**Exercise**
Lines with the word "check" are the ones wanted. Copy each of them from the entries below.

[Data entries]
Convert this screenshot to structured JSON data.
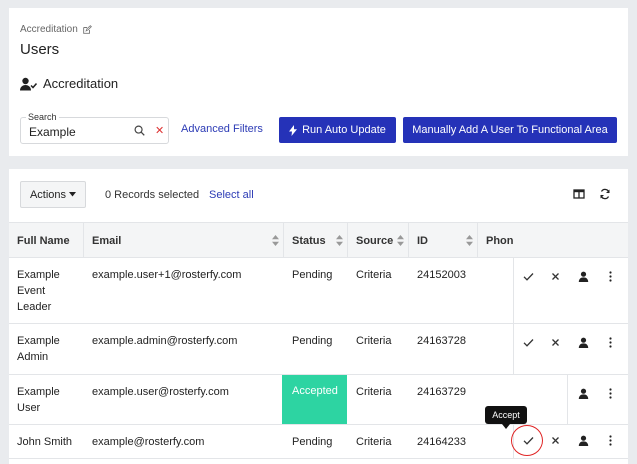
{
  "header": {
    "breadcrumb": "Accreditation",
    "page_title": "Users",
    "section_title": "Accreditation"
  },
  "search": {
    "label": "Search",
    "value": "Example"
  },
  "toolbar": {
    "advanced_filters": "Advanced Filters",
    "run_auto_update": "Run Auto Update",
    "manual_add": "Manually Add A User To Functional Area"
  },
  "table_toolbar": {
    "actions_label": "Actions",
    "records_selected": "0 Records selected",
    "select_all": "Select all"
  },
  "table": {
    "columns": [
      "Full Name",
      "Email",
      "Status",
      "Source",
      "ID",
      "Phon"
    ],
    "rows": [
      {
        "name_lines": [
          "Example",
          "Event",
          "Leader"
        ],
        "email": "example.user+1@rosterfy.com",
        "status": "Pending",
        "source": "Criteria",
        "id": "24152003"
      },
      {
        "name_lines": [
          "Example",
          "Admin",
          ""
        ],
        "email": "example.admin@rosterfy.com",
        "status": "Pending",
        "source": "Criteria",
        "id": "24163728"
      },
      {
        "name_lines": [
          "Example",
          "User",
          ""
        ],
        "email": "example.user@rosterfy.com",
        "status": "Accepted",
        "source": "Criteria",
        "id": "24163729"
      },
      {
        "name_lines": [
          "John Smith",
          "",
          ""
        ],
        "email": "example@rosterfy.com",
        "status": "Pending",
        "source": "Criteria",
        "id": "24164233"
      }
    ]
  },
  "tooltip": {
    "text": "Accept"
  },
  "colors": {
    "primary": "#2532b8",
    "link": "#2c3bb5",
    "accepted": "#2dd4a2",
    "clear": "#dd3333",
    "highlight": "#e02525"
  },
  "icons": {
    "edit": "pencil-square-icon",
    "user_check": "user-check-icon",
    "search": "magnifier-icon",
    "clear": "close-icon",
    "bolt": "lightning-icon",
    "columns": "columns-icon",
    "refresh": "refresh-icon",
    "accept": "check-icon",
    "reject": "close-icon",
    "profile": "user-icon",
    "more": "ellipsis-vertical-icon"
  }
}
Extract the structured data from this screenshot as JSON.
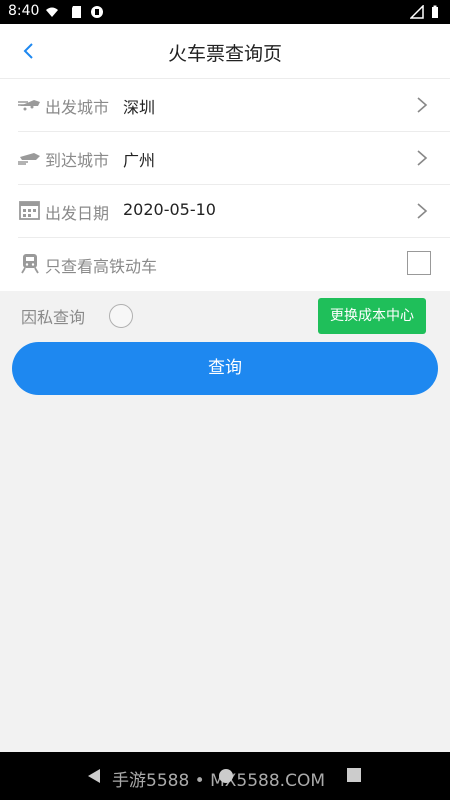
{
  "status_bar": {
    "time": "8:40"
  },
  "header": {
    "title": "火车票查询页"
  },
  "form": {
    "rows": [
      {
        "icon": "train-depart-icon",
        "label": "出发城市",
        "value": "深圳"
      },
      {
        "icon": "train-arrive-icon",
        "label": "到达城市",
        "value": "广州"
      },
      {
        "icon": "calendar-icon",
        "label": "出发日期",
        "value": "2020-05-10"
      },
      {
        "icon": "high-speed-train-icon",
        "label": "只查看高铁动车"
      }
    ]
  },
  "private_query": {
    "label": "因私查询"
  },
  "cost_center_button": {
    "label": "更换成本中心"
  },
  "query_button": {
    "label": "查询"
  },
  "watermark": {
    "text": "手游5588 • MX5588.COM"
  },
  "colors": {
    "primary": "#1e88f0",
    "success": "#1fbf5a",
    "background": "#f2f2f2"
  }
}
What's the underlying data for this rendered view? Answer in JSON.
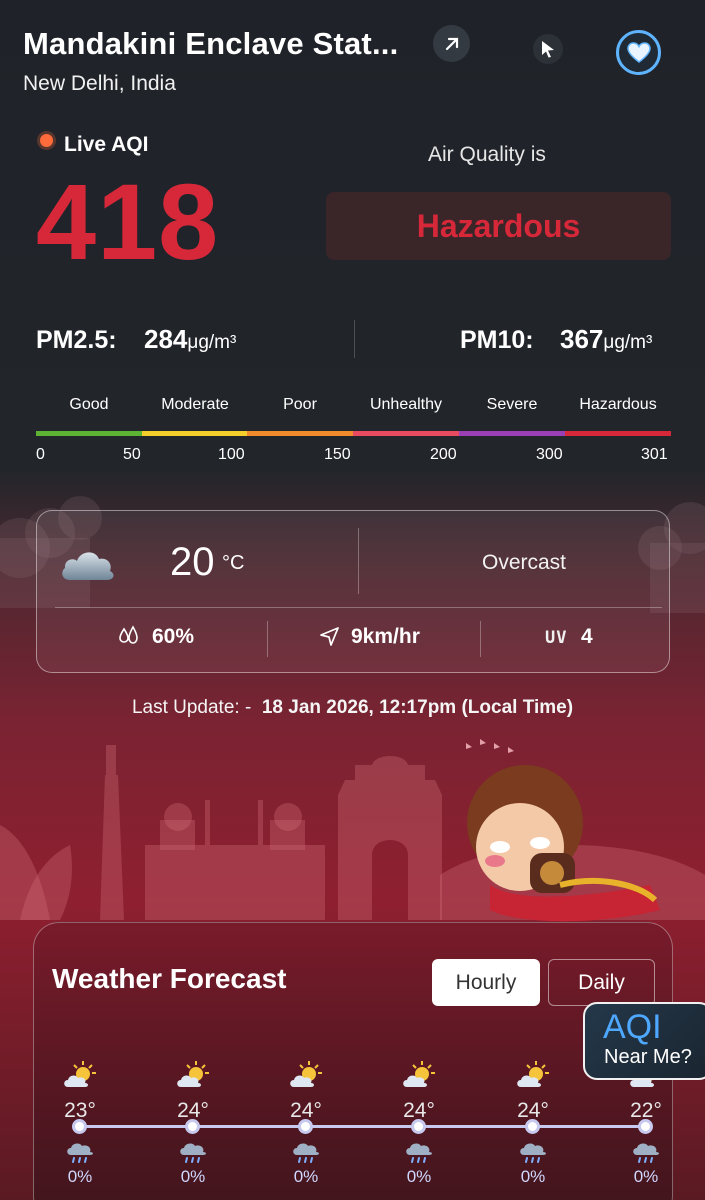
{
  "header": {
    "station_name": "Mandakini Enclave Stat...",
    "location": "New Delhi, India"
  },
  "aqi": {
    "live_label": "Live AQI",
    "value": "418",
    "air_quality_is_label": "Air Quality is",
    "status": "Hazardous",
    "status_color": "#d7283a"
  },
  "pollutants": {
    "pm25_label": "PM2.5:",
    "pm25_value": "284",
    "pm10_label": "PM10:",
    "pm10_value": "367",
    "unit": "μg/m³"
  },
  "scale": {
    "categories": [
      "Good",
      "Moderate",
      "Poor",
      "Unhealthy",
      "Severe",
      "Hazardous"
    ],
    "colors": [
      "#5db434",
      "#f4cf2c",
      "#f08a2c",
      "#e84a5f",
      "#9a3fb5",
      "#d7283a"
    ],
    "ticks": [
      "0",
      "50",
      "100",
      "150",
      "200",
      "300",
      "301"
    ]
  },
  "weather": {
    "icon": "overcast-cloud-icon",
    "temperature": "20",
    "temperature_unit": "°C",
    "condition": "Overcast",
    "humidity": "60%",
    "wind": "9km/hr",
    "uv_label": "UV",
    "uv": "4"
  },
  "last_update": {
    "label": "Last Update: -",
    "value": "18 Jan 2026, 12:17pm (Local Time)"
  },
  "forecast": {
    "title": "Weather Forecast",
    "tabs": [
      "Hourly",
      "Daily"
    ],
    "selected_tab": "Hourly",
    "hours": [
      {
        "temp": "23°",
        "rain": "0%"
      },
      {
        "temp": "24°",
        "rain": "0%"
      },
      {
        "temp": "24°",
        "rain": "0%"
      },
      {
        "temp": "24°",
        "rain": "0%"
      },
      {
        "temp": "24°",
        "rain": "0%"
      },
      {
        "temp": "22°",
        "rain": "0%"
      }
    ]
  },
  "near_me": {
    "aqi_text": "AQI",
    "label": "Near Me?"
  }
}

**Task response**
    "user_check": "user-check-icon",
    "accept": "check-icon",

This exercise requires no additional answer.